What is calibration? The short answer: calibration is a process of comparison. During calibration, a known uncertainty (often referred to as a standard) is compared to an unknown uncertainty (test equipment). A relationship is established from comparing the measurement data.
When an instrument is tested at a calibration laboratory, the technician will compare the measurement data from the test instrument to a standard. The technician will determine if the test instrument measurements are within tolerance. Adherence to tolerance indicates accuracy. If all measurements are in tolerance, the instrument may be referred to as in calibration. If any of the measurements are outside the stated tolerance, it is commonly said to be out of calibration.
If an instrument is found out of tolerance, ISO/IEC 17025 accredited calibration laboratories will provide measurement data. The data will provide insight into how far out of tolerance the instrument is and at what measurements/points. Measurement data is often shown on the certificate of calibration.
The instrument measurement standard (known certainty) should be traceable to NIST. NIST traceability means that it can be linked back to published standards from the National Institute of Standards and Technology. ISO/IEC 17025 accredited calibration laboratories are required to use standards that are traceable to NIST. This communicates better quality and established accuracy.
Is adjusting an instrument the same as calibration? Not necessarily. When an instrument is adjusted to provide more accurate measurement, it may be said that they instrument is being calibrated. In addition, the term calibration procedure is often used in reference to instructions for adjusting an instrument. Although this is not the technical meaning of the term calibration, it is common phrasing throughout the manufacturing industry.

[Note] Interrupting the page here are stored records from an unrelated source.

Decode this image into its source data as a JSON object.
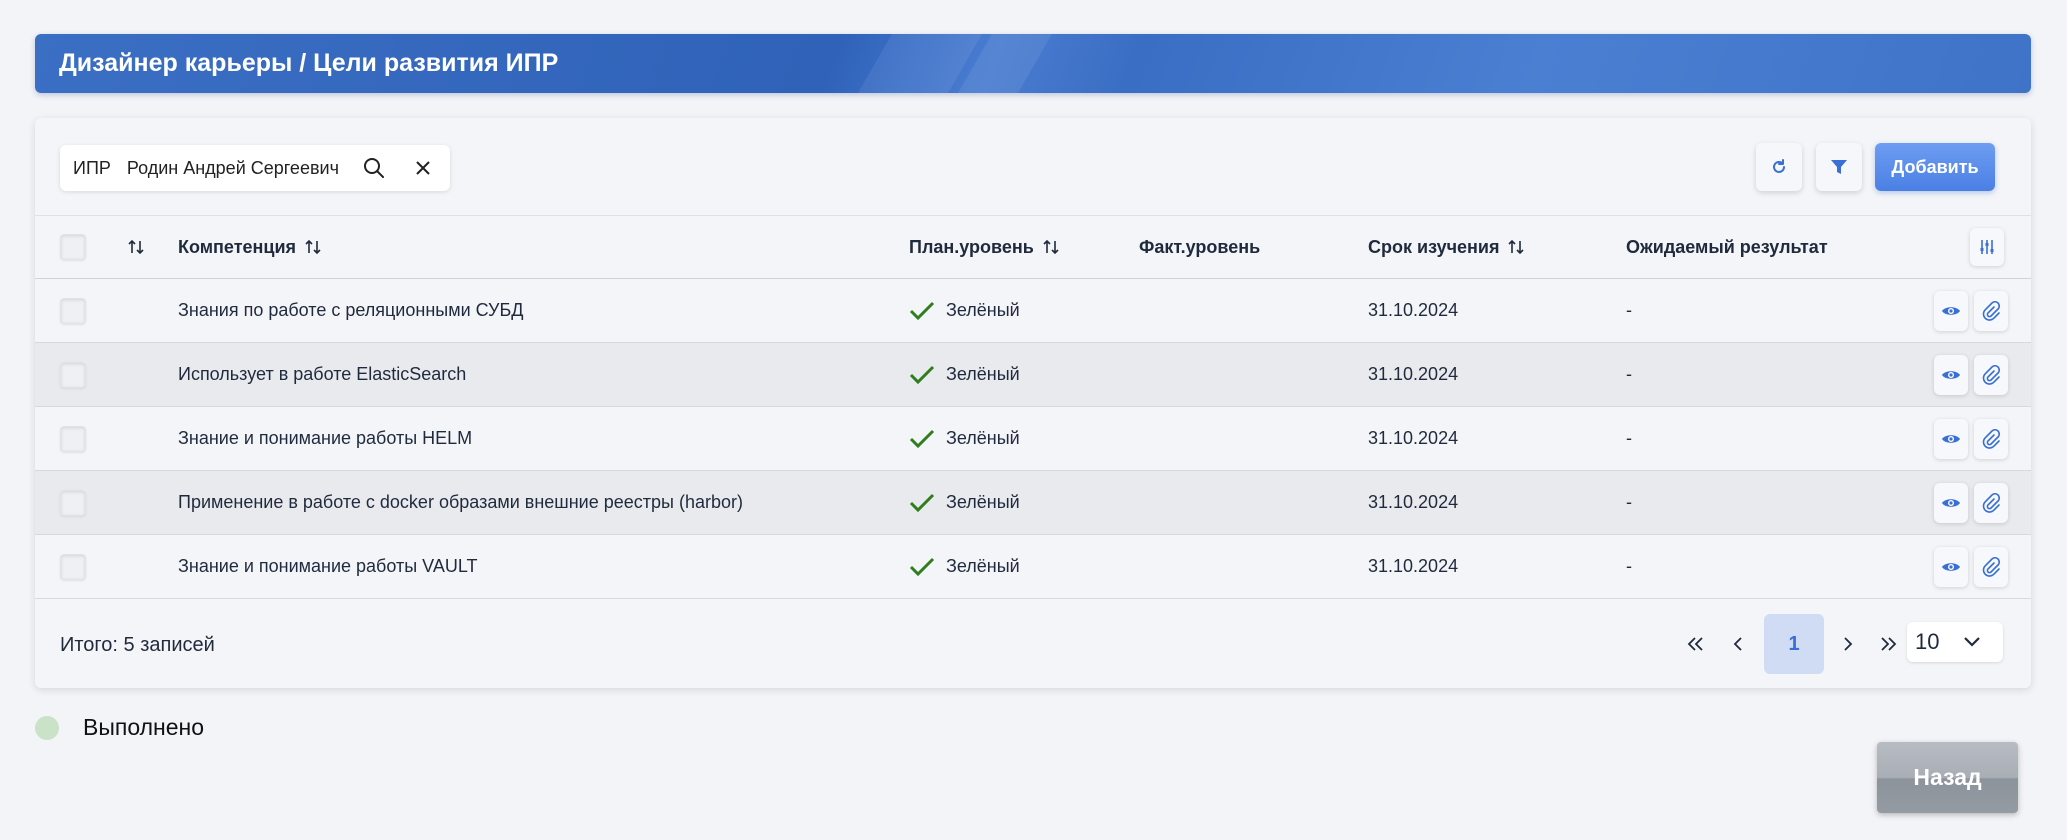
{
  "page": {
    "title": "Дизайнер карьеры / Цели развития ИПР"
  },
  "search": {
    "prefix": "ИПР",
    "value": "Родин Андрей Сергеевич"
  },
  "toolbar": {
    "add_label": "Добавить"
  },
  "table": {
    "columns": {
      "competency": "Компетенция",
      "plan_level": "План.уровень",
      "fact_level": "Факт.уровень",
      "study_term": "Срок изучения",
      "expected_result": "Ожидаемый результат"
    },
    "rows": [
      {
        "competency": "Знания по работе с реляционными СУБД",
        "plan_level": "Зелёный",
        "fact_level": "",
        "study_term": "31.10.2024",
        "expected_result": "-"
      },
      {
        "competency": "Использует в работе ElasticSearch",
        "plan_level": "Зелёный",
        "fact_level": "",
        "study_term": "31.10.2024",
        "expected_result": "-"
      },
      {
        "competency": "Знание и понимание работы HELM",
        "plan_level": "Зелёный",
        "fact_level": "",
        "study_term": "31.10.2024",
        "expected_result": "-"
      },
      {
        "competency": "Применение в работе с docker образами внешние реестры (harbor)",
        "plan_level": "Зелёный",
        "fact_level": "",
        "study_term": "31.10.2024",
        "expected_result": "-"
      },
      {
        "competency": "Знание и понимание работы VAULT",
        "plan_level": "Зелёный",
        "fact_level": "",
        "study_term": "31.10.2024",
        "expected_result": "-"
      }
    ]
  },
  "footer": {
    "total": "Итого: 5 записей",
    "current_page": "1",
    "per_page": "10"
  },
  "legend": {
    "done_label": "Выполнено",
    "done_color": "#c9e2c8"
  },
  "back_label": "Назад",
  "colors": {
    "accent": "#4a7fe4",
    "check_green": "#2e7d1e"
  }
}
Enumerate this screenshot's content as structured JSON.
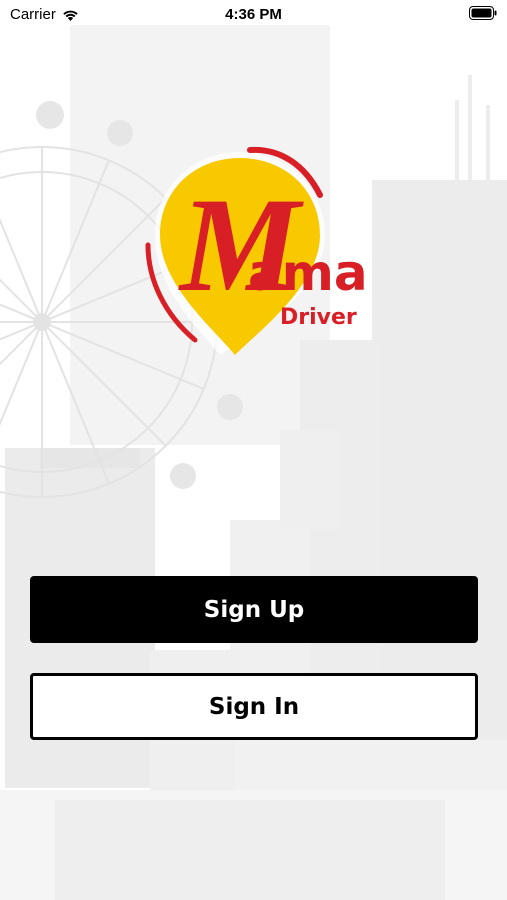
{
  "status_bar": {
    "carrier": "Carrier",
    "time": "4:36 PM",
    "wifi_icon": "wifi-icon",
    "battery_icon": "battery-icon"
  },
  "logo": {
    "letter": "M",
    "word": "ama",
    "subtitle": "Driver",
    "pin_color": "#F9C900",
    "text_color": "#D91F26"
  },
  "buttons": {
    "sign_up": "Sign Up",
    "sign_in": "Sign In"
  },
  "colors": {
    "primary_button_bg": "#000000",
    "secondary_button_bg": "#FFFFFF"
  }
}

To minimize confusion, ask for clarification. A quality professional will readily tell you what the term is referencing.